**Assignment:** The response should be a precise copy of every entry.

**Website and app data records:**
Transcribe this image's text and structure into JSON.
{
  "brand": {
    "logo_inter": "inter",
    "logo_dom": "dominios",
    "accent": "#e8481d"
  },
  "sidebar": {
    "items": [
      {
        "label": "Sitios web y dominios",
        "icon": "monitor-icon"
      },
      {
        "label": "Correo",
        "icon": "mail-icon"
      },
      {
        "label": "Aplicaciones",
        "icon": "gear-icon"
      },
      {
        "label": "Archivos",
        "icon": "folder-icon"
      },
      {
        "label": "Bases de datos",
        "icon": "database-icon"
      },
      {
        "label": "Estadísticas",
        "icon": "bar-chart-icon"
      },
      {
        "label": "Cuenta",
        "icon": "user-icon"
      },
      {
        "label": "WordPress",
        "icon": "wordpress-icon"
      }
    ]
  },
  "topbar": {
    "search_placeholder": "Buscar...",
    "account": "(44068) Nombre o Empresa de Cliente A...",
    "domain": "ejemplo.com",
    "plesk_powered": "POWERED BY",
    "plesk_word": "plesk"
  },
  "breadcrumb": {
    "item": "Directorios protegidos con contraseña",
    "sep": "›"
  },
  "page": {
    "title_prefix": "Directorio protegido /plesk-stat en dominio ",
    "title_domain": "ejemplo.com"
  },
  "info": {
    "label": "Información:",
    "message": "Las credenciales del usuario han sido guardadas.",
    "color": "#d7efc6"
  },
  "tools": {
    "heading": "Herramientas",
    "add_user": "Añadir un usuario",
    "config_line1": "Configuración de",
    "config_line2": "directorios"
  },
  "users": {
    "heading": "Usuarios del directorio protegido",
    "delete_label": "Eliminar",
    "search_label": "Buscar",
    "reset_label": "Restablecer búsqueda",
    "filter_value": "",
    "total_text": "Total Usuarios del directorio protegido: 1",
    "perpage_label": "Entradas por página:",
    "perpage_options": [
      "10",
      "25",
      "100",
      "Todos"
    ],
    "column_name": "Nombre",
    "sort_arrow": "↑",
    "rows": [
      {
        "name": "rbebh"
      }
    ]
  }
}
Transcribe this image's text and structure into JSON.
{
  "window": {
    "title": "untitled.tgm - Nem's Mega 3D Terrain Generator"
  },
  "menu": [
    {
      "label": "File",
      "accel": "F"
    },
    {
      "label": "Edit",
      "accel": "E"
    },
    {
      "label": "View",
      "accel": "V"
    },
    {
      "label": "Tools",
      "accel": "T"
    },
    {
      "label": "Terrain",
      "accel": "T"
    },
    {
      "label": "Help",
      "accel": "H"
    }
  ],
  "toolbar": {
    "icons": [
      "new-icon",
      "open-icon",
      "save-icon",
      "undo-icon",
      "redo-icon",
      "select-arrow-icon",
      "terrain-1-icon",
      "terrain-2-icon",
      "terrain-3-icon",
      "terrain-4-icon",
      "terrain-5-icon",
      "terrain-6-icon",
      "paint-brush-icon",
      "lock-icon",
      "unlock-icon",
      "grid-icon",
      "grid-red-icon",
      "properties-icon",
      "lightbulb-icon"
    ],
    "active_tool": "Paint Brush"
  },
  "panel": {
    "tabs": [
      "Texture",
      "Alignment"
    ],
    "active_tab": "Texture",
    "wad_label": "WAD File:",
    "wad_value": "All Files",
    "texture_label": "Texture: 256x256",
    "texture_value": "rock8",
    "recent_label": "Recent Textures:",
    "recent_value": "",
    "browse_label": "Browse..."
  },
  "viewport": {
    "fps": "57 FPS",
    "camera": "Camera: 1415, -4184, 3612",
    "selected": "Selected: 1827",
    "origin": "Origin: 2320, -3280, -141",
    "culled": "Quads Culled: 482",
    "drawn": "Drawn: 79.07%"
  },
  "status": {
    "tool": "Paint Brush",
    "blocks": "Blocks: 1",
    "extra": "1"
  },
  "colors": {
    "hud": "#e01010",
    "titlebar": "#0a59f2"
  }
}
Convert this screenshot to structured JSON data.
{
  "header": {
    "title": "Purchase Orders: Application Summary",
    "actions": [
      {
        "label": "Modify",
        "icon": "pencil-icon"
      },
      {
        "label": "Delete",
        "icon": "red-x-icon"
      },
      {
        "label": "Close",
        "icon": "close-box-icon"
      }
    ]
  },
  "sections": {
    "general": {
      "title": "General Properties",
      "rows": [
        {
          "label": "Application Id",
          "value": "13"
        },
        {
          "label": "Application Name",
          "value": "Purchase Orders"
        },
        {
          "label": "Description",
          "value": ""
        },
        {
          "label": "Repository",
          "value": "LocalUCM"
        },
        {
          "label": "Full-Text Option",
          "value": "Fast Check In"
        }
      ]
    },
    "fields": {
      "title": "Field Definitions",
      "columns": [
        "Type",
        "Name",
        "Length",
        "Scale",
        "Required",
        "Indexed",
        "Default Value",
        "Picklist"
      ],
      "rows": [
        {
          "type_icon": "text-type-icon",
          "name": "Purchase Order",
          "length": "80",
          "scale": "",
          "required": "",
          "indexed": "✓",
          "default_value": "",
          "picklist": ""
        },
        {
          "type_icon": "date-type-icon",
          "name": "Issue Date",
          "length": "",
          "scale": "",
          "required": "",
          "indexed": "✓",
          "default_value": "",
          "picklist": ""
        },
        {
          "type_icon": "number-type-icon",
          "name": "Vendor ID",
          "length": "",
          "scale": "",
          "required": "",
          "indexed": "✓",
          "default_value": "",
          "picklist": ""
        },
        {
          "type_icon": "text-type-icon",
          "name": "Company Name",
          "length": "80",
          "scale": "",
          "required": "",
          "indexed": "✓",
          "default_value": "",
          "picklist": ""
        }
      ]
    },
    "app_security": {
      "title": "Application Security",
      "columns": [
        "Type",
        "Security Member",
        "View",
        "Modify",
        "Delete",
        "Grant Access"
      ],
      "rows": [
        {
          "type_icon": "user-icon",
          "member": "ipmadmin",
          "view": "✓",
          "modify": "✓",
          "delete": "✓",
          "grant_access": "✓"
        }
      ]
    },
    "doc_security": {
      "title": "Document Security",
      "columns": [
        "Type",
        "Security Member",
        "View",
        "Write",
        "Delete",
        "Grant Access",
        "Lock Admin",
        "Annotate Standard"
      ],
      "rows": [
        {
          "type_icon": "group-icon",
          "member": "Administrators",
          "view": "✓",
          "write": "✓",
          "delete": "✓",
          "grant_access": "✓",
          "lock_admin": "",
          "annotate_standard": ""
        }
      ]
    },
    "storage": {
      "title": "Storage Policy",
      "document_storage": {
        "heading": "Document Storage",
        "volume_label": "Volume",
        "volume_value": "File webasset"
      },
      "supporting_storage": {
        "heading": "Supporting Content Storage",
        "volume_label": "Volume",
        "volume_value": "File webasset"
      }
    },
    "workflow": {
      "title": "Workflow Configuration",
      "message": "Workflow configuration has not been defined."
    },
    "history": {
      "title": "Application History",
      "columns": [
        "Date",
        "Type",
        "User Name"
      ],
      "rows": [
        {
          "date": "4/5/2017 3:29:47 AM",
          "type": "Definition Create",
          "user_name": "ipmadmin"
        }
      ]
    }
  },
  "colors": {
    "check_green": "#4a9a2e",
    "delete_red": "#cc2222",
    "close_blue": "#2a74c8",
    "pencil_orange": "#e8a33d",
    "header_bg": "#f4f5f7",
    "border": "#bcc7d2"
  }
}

**Exercise response:**
Transcribe this image's text and structure into JSON.
{
  "brand": {
    "logo_inter": "inter",
    "logo_dom": "dominios",
    "accent": "#e8481d"
  },
  "sidebar": {
    "items": [
      {
        "label": "Sitios web y dominios",
        "icon": "monitor-icon"
      },
      {
        "label": "Correo",
        "icon": "mail-icon"
      },
      {
        "label": "Aplicaciones",
        "icon": "gear-icon"
      },
      {
        "label": "Archivos",
        "icon": "folder-icon"
      },
      {
        "label": "Bases de datos",
        "icon": "database-icon"
      },
      {
        "label": "Estadísticas",
        "icon": "bar-chart-icon"
      },
      {
        "label": "Cuenta",
        "icon": "user-icon"
      },
      {
        "label": "WordPress",
        "icon": "wordpress-icon"
      }
    ]
  },
  "topbar": {
    "search_placeholder": "Buscar...",
    "account": "(44068) Nombre o Empresa de Cliente A...",
    "domain": "ejemplo.com",
    "plesk_powered": "POWERED BY",
    "plesk_word": "plesk"
  },
  "breadcrumb": {
    "item": "Directorios protegidos con contraseña",
    "sep": "›"
  },
  "page": {
    "title_prefix": "Directorio protegido /plesk-stat en dominio ",
    "title_domain": "ejemplo.com"
  },
  "info": {
    "label": "Información:",
    "message": "Las credenciales del usuario han sido guardadas.",
    "color": "#d7efc6"
  },
  "tools": {
    "heading": "Herramientas",
    "add_user": "Añadir un usuario",
    "config_line1": "Configuración de",
    "config_line2": "directorios"
  },
  "users": {
    "heading": "Usuarios del directorio protegido",
    "delete_label": "Eliminar",
    "search_label": "Buscar",
    "reset_label": "Restablecer búsqueda",
    "filter_value": "",
    "total_text": "Total Usuarios del directorio protegido: 1",
    "perpage_label": "Entradas por página:",
    "perpage_options": [
      "10",
      "25",
      "100",
      "Todos"
    ],
    "column_name": "Nombre",
    "sort_arrow": "↑",
    "rows": [
      {
        "name": "rbebh"
      }
    ]
  }
}
Transcribe this image's text and structure into JSON.
{
  "window": {
    "title": "untitled.tgm - Nem's Mega 3D Terrain Generator"
  },
  "menu": [
    {
      "label": "File",
      "accel": "F"
    },
    {
      "label": "Edit",
      "accel": "E"
    },
    {
      "label": "View",
      "accel": "V"
    },
    {
      "label": "Tools",
      "accel": "T"
    },
    {
      "label": "Terrain",
      "accel": "T"
    },
    {
      "label": "Help",
      "accel": "H"
    }
  ],
  "toolbar": {
    "icons": [
      "new-icon",
      "open-icon",
      "save-icon",
      "undo-icon",
      "redo-icon",
      "select-arrow-icon",
      "terrain-1-icon",
      "terrain-2-icon",
      "terrain-3-icon",
      "terrain-4-icon",
      "terrain-5-icon",
      "terrain-6-icon",
      "paint-brush-icon",
      "lock-icon",
      "unlock-icon",
      "grid-icon",
      "grid-red-icon",
      "properties-icon",
      "lightbulb-icon"
    ],
    "active_tool": "Paint Brush"
  },
  "panel": {
    "tabs": [
      "Texture",
      "Alignment"
    ],
    "active_tab": "Texture",
    "wad_label": "WAD File:",
    "wad_value": "All Files",
    "texture_label": "Texture: 256x256",
    "texture_value": "rock8",
    "recent_label": "Recent Textures:",
    "recent_value": "",
    "browse_label": "Browse..."
  },
  "viewport": {
    "fps": "57 FPS",
    "camera": "Camera: 1415, -4184, 3612",
    "selected": "Selected: 1827",
    "origin": "Origin: 2320, -3280, -141",
    "culled": "Quads Culled: 482",
    "drawn": "Drawn: 79.07%"
  },
  "status": {
    "tool": "Paint Brush",
    "blocks": "Blocks: 1",
    "extra": "1"
  },
  "colors": {
    "hud": "#e01010",
    "titlebar": "#0a59f2"
  }
}
Convert this screenshot to structured JSON data.
{
  "header": {
    "title": "Purchase Orders: Application Summary",
    "actions": [
      {
        "label": "Modify",
        "icon": "pencil-icon"
      },
      {
        "label": "Delete",
        "icon": "red-x-icon"
      },
      {
        "label": "Close",
        "icon": "close-box-icon"
      }
    ]
  },
  "sections": {
    "general": {
      "title": "General Properties",
      "rows": [
        {
          "label": "Application Id",
          "value": "13"
        },
        {
          "label": "Application Name",
          "value": "Purchase Orders"
        },
        {
          "label": "Description",
          "value": ""
        },
        {
          "label": "Repository",
          "value": "LocalUCM"
        },
        {
          "label": "Full-Text Option",
          "value": "Fast Check In"
        }
      ]
    },
    "fields": {
      "title": "Field Definitions",
      "columns": [
        "Type",
        "Name",
        "Length",
        "Scale",
        "Required",
        "Indexed",
        "Default Value",
        "Picklist"
      ],
      "rows": [
        {
          "type_icon": "text-type-icon",
          "name": "Purchase Order",
          "length": "80",
          "scale": "",
          "required": "",
          "indexed": "✓",
          "default_value": "",
          "picklist": ""
        },
        {
          "type_icon": "date-type-icon",
          "name": "Issue Date",
          "length": "",
          "scale": "",
          "required": "",
          "indexed": "✓",
          "default_value": "",
          "picklist": ""
        },
        {
          "type_icon": "number-type-icon",
          "name": "Vendor ID",
          "length": "",
          "scale": "",
          "required": "",
          "indexed": "✓",
          "default_value": "",
          "picklist": ""
        },
        {
          "type_icon": "text-type-icon",
          "name": "Company Name",
          "length": "80",
          "scale": "",
          "required": "",
          "indexed": "✓",
          "default_value": "",
          "picklist": ""
        }
      ]
    },
    "app_security": {
      "title": "Application Security",
      "columns": [
        "Type",
        "Security Member",
        "View",
        "Modify",
        "Delete",
        "Grant Access"
      ],
      "rows": [
        {
          "type_icon": "user-icon",
          "member": "ipmadmin",
          "view": "✓",
          "modify": "✓",
          "delete": "✓",
          "grant_access": "✓"
        }
      ]
    },
    "doc_security": {
      "title": "Document Security",
      "columns": [
        "Type",
        "Security Member",
        "View",
        "Write",
        "Delete",
        "Grant Access",
        "Lock Admin",
        "Annotate Standard"
      ],
      "rows": [
        {
          "type_icon": "group-icon",
          "member": "Administrators",
          "view": "✓",
          "write": "✓",
          "delete": "✓",
          "grant_access": "✓",
          "lock_admin": "",
          "annotate_standard": ""
        }
      ]
    },
    "storage": {
      "title": "Storage Policy",
      "document_storage": {
        "heading": "Document Storage",
        "volume_label": "Volume",
        "volume_value": "File webasset"
      },
      "supporting_storage": {
        "heading": "Supporting Content Storage",
        "volume_label": "Volume",
        "volume_value": "File webasset"
      }
    },
    "workflow": {
      "title": "Workflow Configuration",
      "message": "Workflow configuration has not been defined."
    },
    "history": {
      "title": "Application History",
      "columns": [
        "Date",
        "Type",
        "User Name"
      ],
      "rows": [
        {
          "date": "4/5/2017 3:29:47 AM",
          "type": "Definition Create",
          "user_name": "ipmadmin"
        }
      ]
    }
  },
  "colors": {
    "check_green": "#4a9a2e",
    "delete_red": "#cc2222",
    "close_blue": "#2a74c8",
    "pencil_orange": "#e8a33d",
    "header_bg": "#f4f5f7",
    "border": "#bcc7d2"
  }
}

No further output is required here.